To create a platinum print, Shillea uses a 100-year-old wood-and-brass view camera set on a tripod, so shooting a picture is a painstakingly slow process. “It’s not click-click-click blasting,” Shillea says. “It’s more like a painter working with a model, a collaborative effort.” This allows him time to establish a relationship with the subject — the only exception was when he photographed President Ronald Reagan and the secret service ushered him out of the Oval Office after only a half hour.
In the 1985 portrait of Coretta Scott King, for example, taken in her hotel suite in Washington, D.C., it wasn’t clear at first what she should wear. King suggested a power suit, but Shillea preferred she not look like a businesswoman. After some discussion, she pulled out a traditional royal African robe she had received on a recent trip to the continent.
In the portrait, she appears serene and dignified in the floor-length outfit as she sits in a comfortable chair. (King’s youngest daughter, Bernice, used the portrait in a tweet on Martin Luther King Day 2019, unfortunately without acknowledging Shillea as the photographer.)
For the Sissy Spacek portraits, Shillea spent time at the actor’s horse farm in Virginia. She too had just come back from a trip — to China — and for her portrait they decided she should wear a traditional, Chinese-inspired black dress she had brought back.
In several images, we see Spacek standing next to a simple Shaker chair, her hand resting on its high back. She has a severe expression on her face rather than a celebrity’s smile. “When you see the portrait of Sissy — with the chair, the clothing, the background and the lighting — you see everything,” Shillea explains. “The picture is a sum of the parts of who she is.”
Developing a platinum print is as time-consuming as shooting the picture. Chemicals are hand mixed and brushed on archival paper and exposed to ultraviolet light, and the image is first seen only faintly until it is developed in a chemical solution of potassium oxalate to reveal the full image. It might take entire days to print a limited edition of photographs, as the artist manipulates each image with a few drops of the right sensitizer chemicals to add warmth or greater tonal contrast to the print.
The process, Shillea says, “brings together craft, chemistry, science and art” so that each individual print becomes a unique object.
Platinum prints are also incorporated into his newer, inkjet-printed mixed media projects. In these he often repurposes his vintage platinum photographs from 30 years ago with his recent digital photographs or images from, say, the Sistine Chapel, shot on a recent trip to Italy, or appropriated shots of Japanese Kabuki artists or sumo wrestlers seen on a trip to Japan.
Shillea says he is entirely comfortable with this new technology — he teaches a class in digital photography at NCC — and is intrigued by the possibilities it offers for experimentation and the evolution of the medium.
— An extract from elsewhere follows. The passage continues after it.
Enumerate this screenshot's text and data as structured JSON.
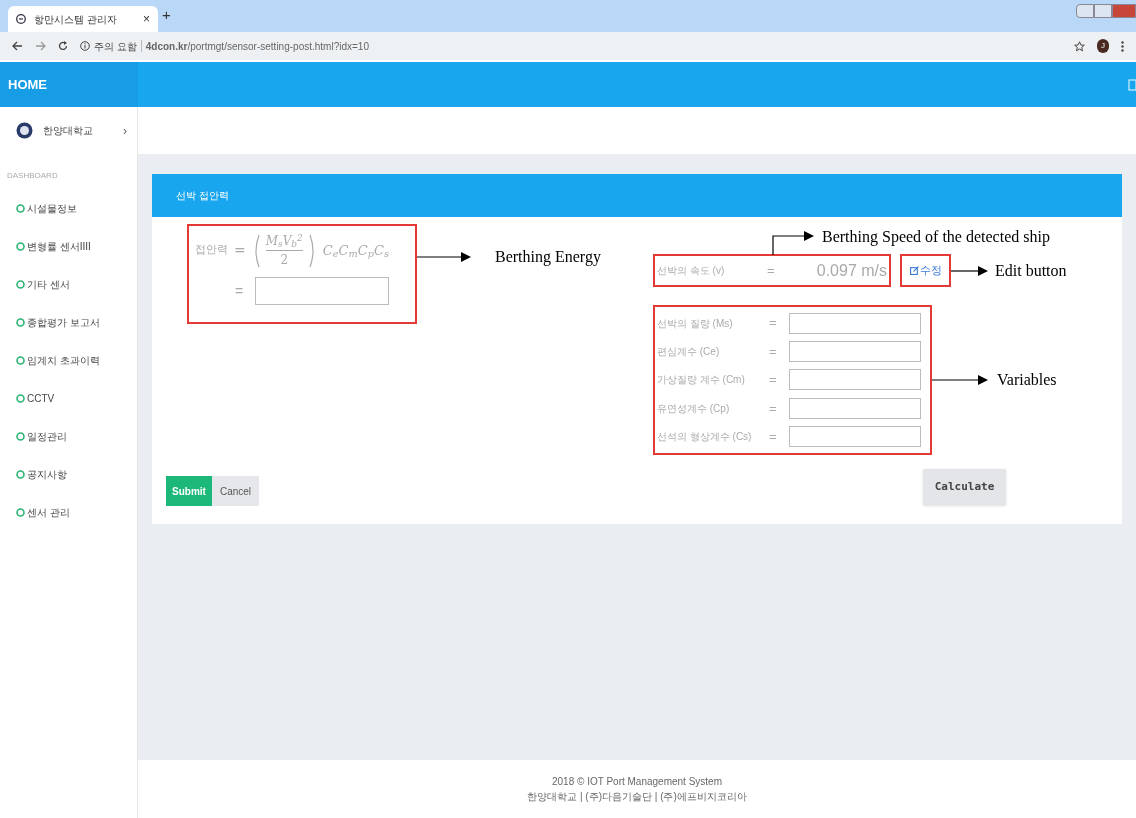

For his next projects, Shillea wants to explore Chinese and Indian art to inspire new mixed media images he will combine with platinum prints. “The strength of digital photography is that it gives artists a chance to blend different media to create something new,” he says. ”I wonder what Alfred Stieglitz would do with this new type of photography?”
[Published in the Summer 2019 Northampton Community College Magazine.]